__Requirement__
Would you please write out the records below exactly as they appear?

(Source data)
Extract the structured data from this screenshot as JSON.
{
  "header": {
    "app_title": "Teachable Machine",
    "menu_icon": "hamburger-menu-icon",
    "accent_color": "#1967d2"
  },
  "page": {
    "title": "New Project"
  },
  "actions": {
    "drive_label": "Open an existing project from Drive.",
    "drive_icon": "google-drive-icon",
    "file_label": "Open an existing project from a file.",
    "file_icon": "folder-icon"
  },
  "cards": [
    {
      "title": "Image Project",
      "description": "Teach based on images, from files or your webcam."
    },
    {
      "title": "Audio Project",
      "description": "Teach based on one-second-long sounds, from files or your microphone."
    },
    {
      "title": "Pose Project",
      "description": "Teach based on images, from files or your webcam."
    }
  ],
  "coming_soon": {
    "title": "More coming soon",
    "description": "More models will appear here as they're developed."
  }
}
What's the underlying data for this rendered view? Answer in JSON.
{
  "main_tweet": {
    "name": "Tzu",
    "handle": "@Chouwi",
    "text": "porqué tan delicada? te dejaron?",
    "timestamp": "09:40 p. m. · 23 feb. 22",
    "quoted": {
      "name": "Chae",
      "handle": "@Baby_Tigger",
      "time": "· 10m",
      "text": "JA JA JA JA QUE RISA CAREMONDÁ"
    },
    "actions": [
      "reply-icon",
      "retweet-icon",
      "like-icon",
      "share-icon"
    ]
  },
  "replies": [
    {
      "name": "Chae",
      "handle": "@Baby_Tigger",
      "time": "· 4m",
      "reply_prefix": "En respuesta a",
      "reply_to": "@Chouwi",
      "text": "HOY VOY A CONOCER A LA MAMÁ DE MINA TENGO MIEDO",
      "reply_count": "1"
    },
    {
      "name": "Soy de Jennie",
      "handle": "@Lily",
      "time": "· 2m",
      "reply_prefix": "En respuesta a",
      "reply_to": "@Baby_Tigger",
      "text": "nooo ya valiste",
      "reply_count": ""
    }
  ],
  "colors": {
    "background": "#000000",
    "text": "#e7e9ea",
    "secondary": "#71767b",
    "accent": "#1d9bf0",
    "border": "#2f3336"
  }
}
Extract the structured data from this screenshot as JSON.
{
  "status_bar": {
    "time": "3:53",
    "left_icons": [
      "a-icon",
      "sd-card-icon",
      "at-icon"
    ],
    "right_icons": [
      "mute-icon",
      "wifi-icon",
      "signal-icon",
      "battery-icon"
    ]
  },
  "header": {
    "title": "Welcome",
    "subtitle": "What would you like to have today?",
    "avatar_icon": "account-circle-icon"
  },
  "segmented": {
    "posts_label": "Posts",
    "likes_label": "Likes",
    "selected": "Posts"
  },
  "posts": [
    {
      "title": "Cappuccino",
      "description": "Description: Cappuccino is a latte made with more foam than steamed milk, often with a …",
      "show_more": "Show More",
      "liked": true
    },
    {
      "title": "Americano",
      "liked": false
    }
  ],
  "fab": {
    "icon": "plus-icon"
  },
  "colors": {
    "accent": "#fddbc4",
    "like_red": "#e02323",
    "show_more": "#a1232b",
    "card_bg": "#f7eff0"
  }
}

__Output__
Extract the structured data from this screenshot as JSON.
{
  "header": {
    "app_title": "Teachable Machine",
    "menu_icon": "hamburger-menu-icon",
    "accent_color": "#1967d2"
  },
  "page": {
    "title": "New Project"
  },
  "actions": {
    "drive_label": "Open an existing project from Drive.",
    "drive_icon": "google-drive-icon",
    "file_label": "Open an existing project from a file.",
    "file_icon": "folder-icon"
  },
  "cards": [
    {
      "title": "Image Project",
      "description": "Teach based on images, from files or your webcam."
    },
    {
      "title": "Audio Project",
      "description": "Teach based on one-second-long sounds, from files or your microphone."
    },
    {
      "title": "Pose Project",
      "description": "Teach based on images, from files or your webcam."
    }
  ],
  "coming_soon": {
    "title": "More coming soon",
    "description": "More models will appear here as they're developed."
  }
}
What's the underlying data for this rendered view? Answer in JSON.
{
  "main_tweet": {
    "name": "Tzu",
    "handle": "@Chouwi",
    "text": "porqué tan delicada? te dejaron?",
    "timestamp": "09:40 p. m. · 23 feb. 22",
    "quoted": {
      "name": "Chae",
      "handle": "@Baby_Tigger",
      "time": "· 10m",
      "text": "JA JA JA JA QUE RISA CAREMONDÁ"
    },
    "actions": [
      "reply-icon",
      "retweet-icon",
      "like-icon",
      "share-icon"
    ]
  },
  "replies": [
    {
      "name": "Chae",
      "handle": "@Baby_Tigger",
      "time": "· 4m",
      "reply_prefix": "En respuesta a",
      "reply_to": "@Chouwi",
      "text": "HOY VOY A CONOCER A LA MAMÁ DE MINA TENGO MIEDO",
      "reply_count": "1"
    },
    {
      "name": "Soy de Jennie",
      "handle": "@Lily",
      "time": "· 2m",
      "reply_prefix": "En respuesta a",
      "reply_to": "@Baby_Tigger",
      "text": "nooo ya valiste",
      "reply_count": ""
    }
  ],
  "colors": {
    "background": "#000000",
    "text": "#e7e9ea",
    "secondary": "#71767b",
    "accent": "#1d9bf0",
    "border": "#2f3336"
  }
}
Extract the structured data from this screenshot as JSON.
{
  "status_bar": {
    "time": "3:53",
    "left_icons": [
      "a-icon",
      "sd-card-icon",
      "at-icon"
    ],
    "right_icons": [
      "mute-icon",
      "wifi-icon",
      "signal-icon",
      "battery-icon"
    ]
  },
  "header": {
    "title": "Welcome",
    "subtitle": "What would you like to have today?",
    "avatar_icon": "account-circle-icon"
  },
  "segmented": {
    "posts_label": "Posts",
    "likes_label": "Likes",
    "selected": "Posts"
  },
  "posts": [
    {
      "title": "Cappuccino",
      "description": "Description: Cappuccino is a latte made with more foam than steamed milk, often with a …",
      "show_more": "Show More",
      "liked": true
    },
    {
      "title": "Americano",
      "liked": false
    }
  ],
  "fab": {
    "icon": "plus-icon"
  },
  "colors": {
    "accent": "#fddbc4",
    "like_red": "#e02323",
    "show_more": "#a1232b",
    "card_bg": "#f7eff0"
  }
}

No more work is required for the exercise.